It was what church should be: lively discussion about the truths of God’s Word, challenging preaching that conveys God’s truth, hugs and handshakes, words of encouragement, a little extra effort to reach out to the hurting among us, words to get one thinking and rethinking, offers and procedure for help, appointments to get together later in the week to further the effect. God used my brothers and sisters to bless my wife and me both in terms of ministry offered to us and ministry offered for us to do. Was it perfect? Certainly not. Was it Spirit-led? More than I’ve seen in quite a while. Was it encouraging? Very. Was it an indication of things to come? Hopefully and in the longer term, absolutely. Was it a fluke? Not if we continue praying as I know for a fact was happening this past week. It reminds me of a quote we heard in VBS this past week: “Our good is for God’s glory; God’s glory is for our good.” I give Him the glory for all that He is doing at His church in this locale and know that it will in turn be for our best.

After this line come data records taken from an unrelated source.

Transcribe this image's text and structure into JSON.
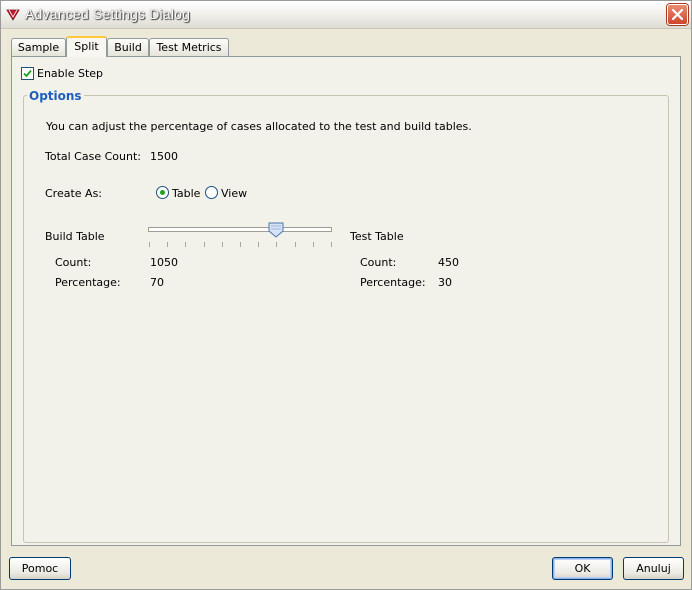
{
  "window": {
    "title": "Advanced Settings Dialog"
  },
  "tabs": [
    {
      "label": "Sample"
    },
    {
      "label": "Split",
      "active": true
    },
    {
      "label": "Build"
    },
    {
      "label": "Test Metrics"
    }
  ],
  "enable_step": {
    "label": "Enable Step",
    "checked": true
  },
  "options": {
    "title": "Options",
    "description": "You can adjust the percentage of cases allocated to the test and build tables.",
    "total_case_count_label": "Total Case Count:",
    "total_case_count_value": "1500",
    "create_as_label": "Create As:",
    "create_as_options": [
      {
        "label": "Table",
        "selected": true
      },
      {
        "label": "View",
        "selected": false
      }
    ]
  },
  "split": {
    "slider_percent": 70,
    "build": {
      "title": "Build Table",
      "count_label": "Count:",
      "count_value": "1050",
      "percentage_label": "Percentage:",
      "percentage_value": "70"
    },
    "test": {
      "title": "Test Table",
      "count_label": "Count:",
      "count_value": "450",
      "percentage_label": "Percentage:",
      "percentage_value": "30"
    }
  },
  "buttons": {
    "help": "Pomoc",
    "ok": "OK",
    "cancel": "Anuluj"
  },
  "icons": {
    "app": "app-logo-icon",
    "close": "close-icon",
    "check": "checkmark-icon"
  },
  "colors": {
    "accent": "#1e5fbc",
    "dialog_bg": "#ece9d8",
    "close_btn": "#d0452a",
    "tab_highlight": "#ffc83c"
  }
}
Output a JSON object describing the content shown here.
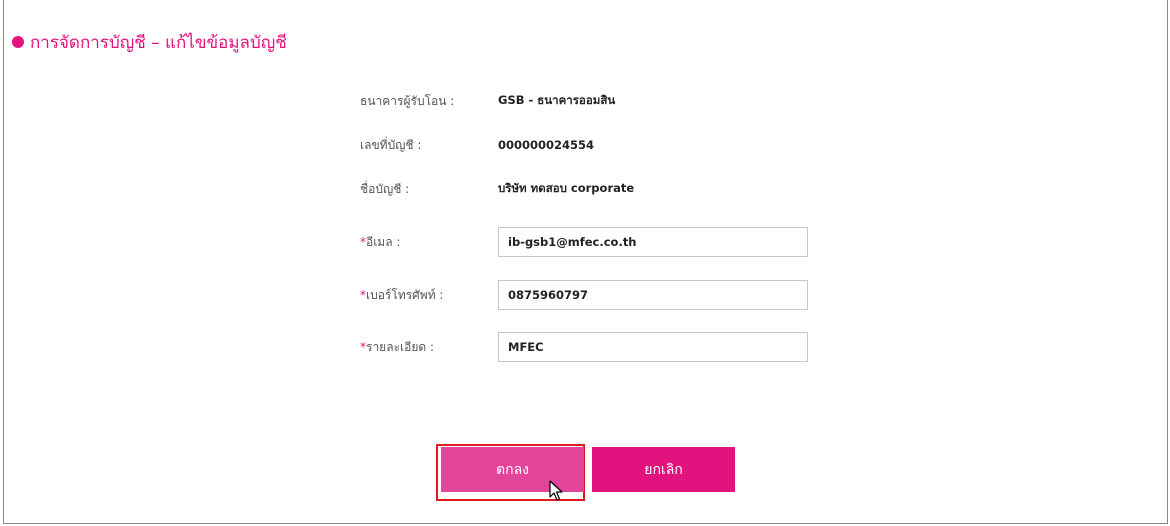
{
  "header": {
    "title": "การจัดการบัญชี – แก้ไขข้อมูลบัญชี"
  },
  "form": {
    "bank": {
      "label": "ธนาคารผู้รับโอน :",
      "value": "GSB - ธนาคารออมสิน"
    },
    "account_number": {
      "label": "เลขที่บัญชี :",
      "value": "000000024554"
    },
    "account_name": {
      "label": "ชื่อบัญชี :",
      "value": "บริษัท ทดสอบ corporate"
    },
    "email": {
      "required_mark": "*",
      "label": "อีเมล :",
      "value": "ib-gsb1@mfec.co.th"
    },
    "phone": {
      "required_mark": "*",
      "label": "เบอร์โทรศัพท์ :",
      "value": "0875960797"
    },
    "detail": {
      "required_mark": "*",
      "label": "รายละเอียด :",
      "value": "MFEC"
    }
  },
  "actions": {
    "ok_label": "ตกลง",
    "cancel_label": "ยกเลิก"
  },
  "colors": {
    "accent": "#e2137e",
    "focus_outline": "#e21a22"
  },
  "icons": {
    "cursor": "mouse-pointer-icon"
  }
}
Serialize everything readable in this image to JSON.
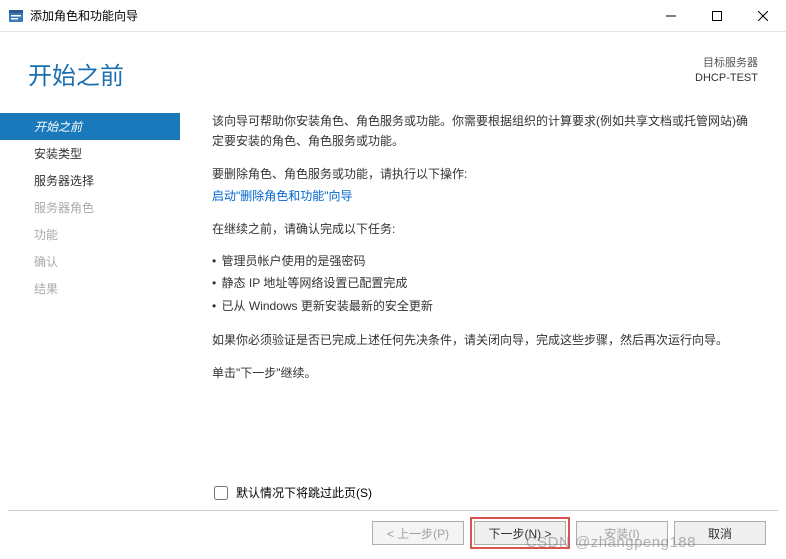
{
  "titlebar": {
    "title": "添加角色和功能向导"
  },
  "header": {
    "heading": "开始之前",
    "target_label": "目标服务器",
    "server_name": "DHCP-TEST"
  },
  "sidebar": {
    "items": [
      {
        "label": "开始之前",
        "state": "active"
      },
      {
        "label": "安装类型",
        "state": "enabled"
      },
      {
        "label": "服务器选择",
        "state": "enabled"
      },
      {
        "label": "服务器角色",
        "state": "disabled"
      },
      {
        "label": "功能",
        "state": "disabled"
      },
      {
        "label": "确认",
        "state": "disabled"
      },
      {
        "label": "结果",
        "state": "disabled"
      }
    ]
  },
  "content": {
    "intro": "该向导可帮助你安装角色、角色服务或功能。你需要根据组织的计算要求(例如共享文档或托管网站)确定要安装的角色、角色服务或功能。",
    "remove_label": "要删除角色、角色服务或功能，请执行以下操作:",
    "remove_link": "启动\"删除角色和功能\"向导",
    "before_continue": "在继续之前，请确认完成以下任务:",
    "tasks": [
      "管理员帐户使用的是强密码",
      "静态 IP 地址等网络设置已配置完成",
      "已从 Windows 更新安装最新的安全更新"
    ],
    "verify_note": "如果你必须验证是否已完成上述任何先决条件，请关闭向导，完成这些步骤，然后再次运行向导。",
    "continue_note": "单击\"下一步\"继续。"
  },
  "skip": {
    "label": "默认情况下将跳过此页(S)"
  },
  "footer": {
    "prev": "< 上一步(P)",
    "next": "下一步(N) >",
    "install": "安装(I)",
    "cancel": "取消"
  },
  "watermark": "CSDN @zhangpeng188"
}
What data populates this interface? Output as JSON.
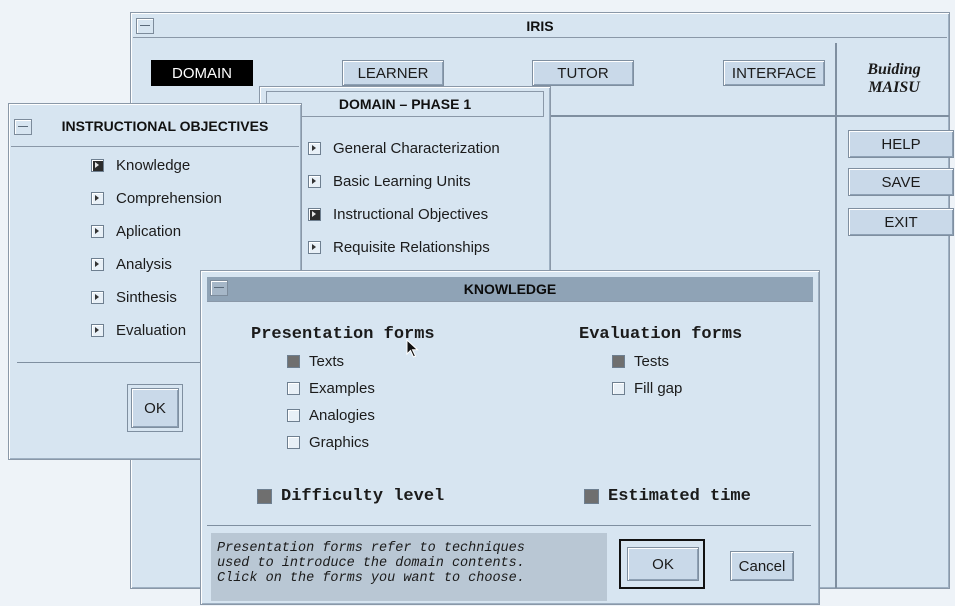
{
  "iris": {
    "title": "IRIS",
    "tabs": [
      {
        "label": "DOMAIN"
      },
      {
        "label": "LEARNER"
      },
      {
        "label": "TUTOR"
      },
      {
        "label": "INTERFACE"
      }
    ],
    "brand_line1": "Buiding",
    "brand_line2": "MAISU",
    "help_label": "HELP",
    "save_label": "SAVE",
    "exit_label": "EXIT"
  },
  "domain_phase": {
    "title": "DOMAIN – PHASE 1",
    "items": [
      {
        "label": "General Characterization"
      },
      {
        "label": "Basic Learning Units"
      },
      {
        "label": "Instructional Objectives"
      },
      {
        "label": "Requisite Relationships"
      }
    ]
  },
  "objectives": {
    "title": "INSTRUCTIONAL OBJECTIVES",
    "items": [
      {
        "label": "Knowledge"
      },
      {
        "label": "Comprehension"
      },
      {
        "label": "Aplication"
      },
      {
        "label": "Analysis"
      },
      {
        "label": "Sinthesis"
      },
      {
        "label": "Evaluation"
      }
    ],
    "ok_label": "OK"
  },
  "knowledge": {
    "title": "KNOWLEDGE",
    "presentation_heading": "Presentation forms",
    "presentation_options": [
      {
        "label": "Texts",
        "checked": true
      },
      {
        "label": "Examples",
        "checked": false
      },
      {
        "label": "Analogies",
        "checked": false
      },
      {
        "label": "Graphics",
        "checked": false
      }
    ],
    "evaluation_heading": "Evaluation forms",
    "evaluation_options": [
      {
        "label": "Tests",
        "checked": true
      },
      {
        "label": "Fill gap",
        "checked": false
      }
    ],
    "difficulty_label": "Difficulty level",
    "estimated_label": "Estimated time",
    "help_line1": "Presentation forms refer to techniques",
    "help_line2": "used to introduce the domain contents.",
    "help_line3": "Click on the forms you want to choose.",
    "ok_label": "OK",
    "cancel_label": "Cancel"
  }
}
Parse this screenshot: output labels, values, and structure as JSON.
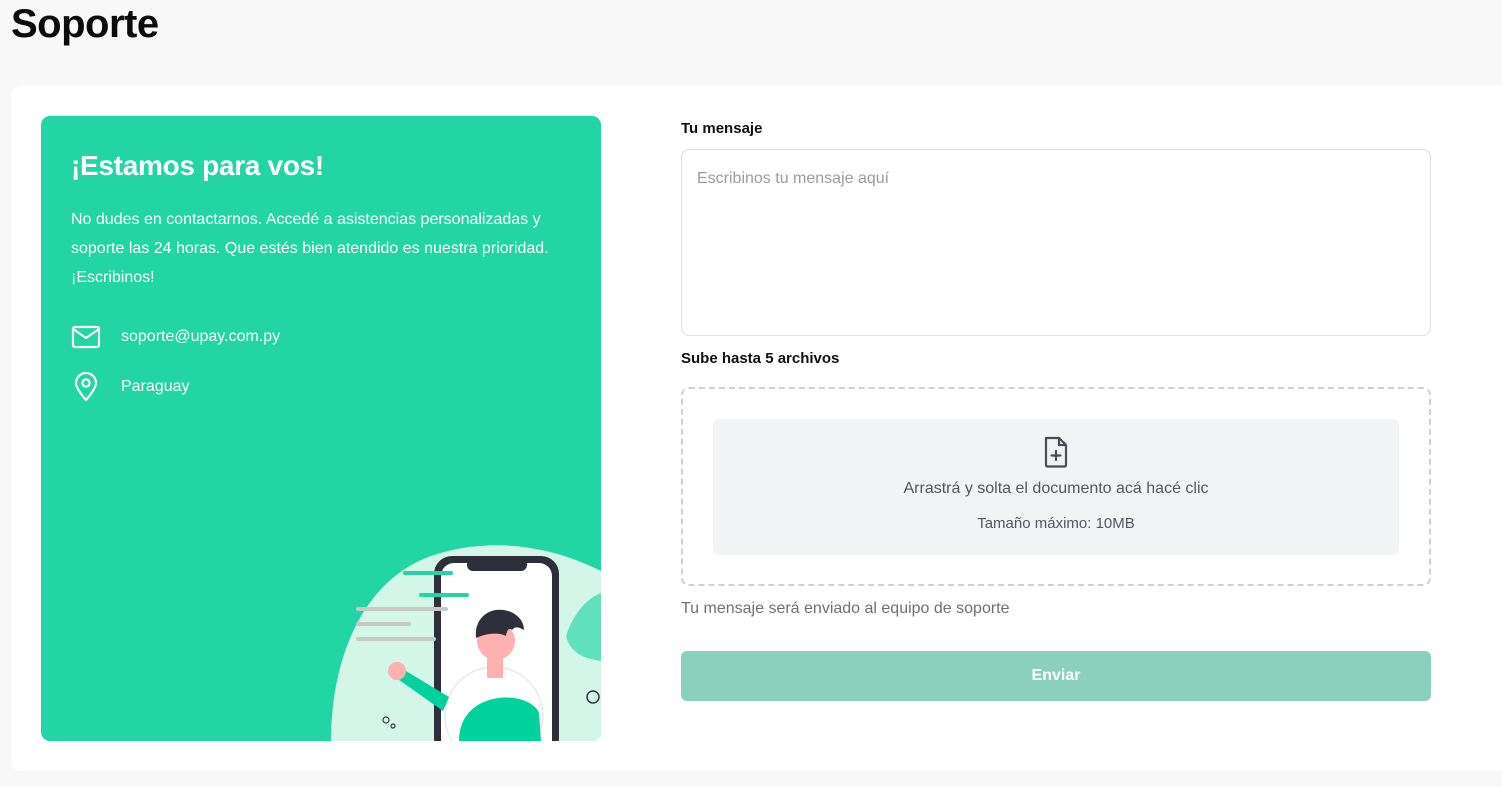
{
  "page": {
    "title": "Soporte"
  },
  "promo": {
    "heading": "¡Estamos para vos!",
    "description": "No dudes en contactarnos. Accedé a asistencias personalizadas y soporte las 24 horas. Que estés bien atendido es nuestra prioridad. ¡Escribinos!",
    "email": "soporte@upay.com.py",
    "location": "Paraguay",
    "email_icon": "mail-icon",
    "location_icon": "map-pin-icon",
    "background_color": "#23d4a4"
  },
  "form": {
    "message_label": "Tu mensaje",
    "message_placeholder": "Escribinos tu mensaje aquí",
    "message_value": "",
    "files_label": "Sube hasta 5 archivos",
    "dropzone_text": "Arrastrá y solta el documento acá hacé clic",
    "dropzone_size": "Tamaño máximo: 10MB",
    "dropzone_icon": "file-plus-icon",
    "helper_text": "Tu mensaje será enviado al equipo de soporte",
    "submit_label": "Enviar",
    "submit_color": "#8bd0bd"
  }
}
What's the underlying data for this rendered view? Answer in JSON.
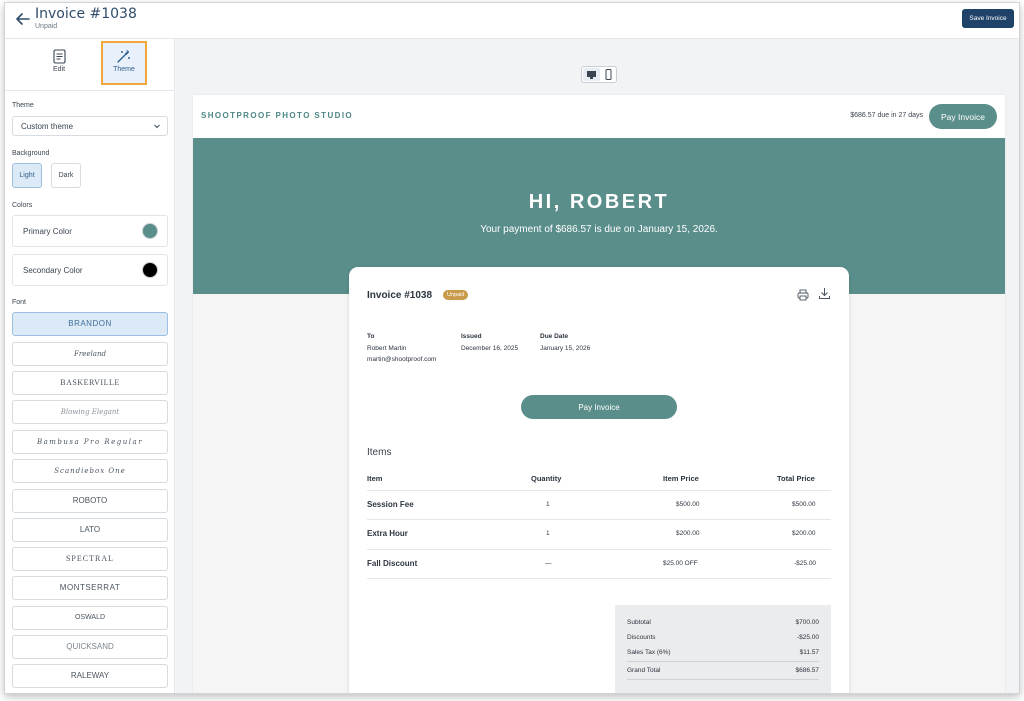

May it draw others in to hear and taste the Gospel.

Read Full Post »

Partakers of grace by God’s decree
Participators in grace freely
Profoundly touched by His sovereign grace
Provides, motivates to run the race
 
Manifold grace for every challenge
Manifest grace on Spirit’s works hinge
Modeling character of God’s grace
Molded by His image we embrace
 
God’s grace worked out through His providence
Good gifts and guidance in evidence
Gone is condemnation and sin’s rule
Goal Christ’s likeness as with flesh we duel
 
On God’ grace through each day we will rest
Onslaught in the battle of each test
Ongoing refinement of this jewel
One day glory when Christ comes to rule
 
Philippians 1:3-14 seems to me to be saying that partakers of grace are participators in grace.
The God who decrees and predestines us to receive grace also enables and guides us in the living out of grace.
 

Read Full Post »

Older Posts »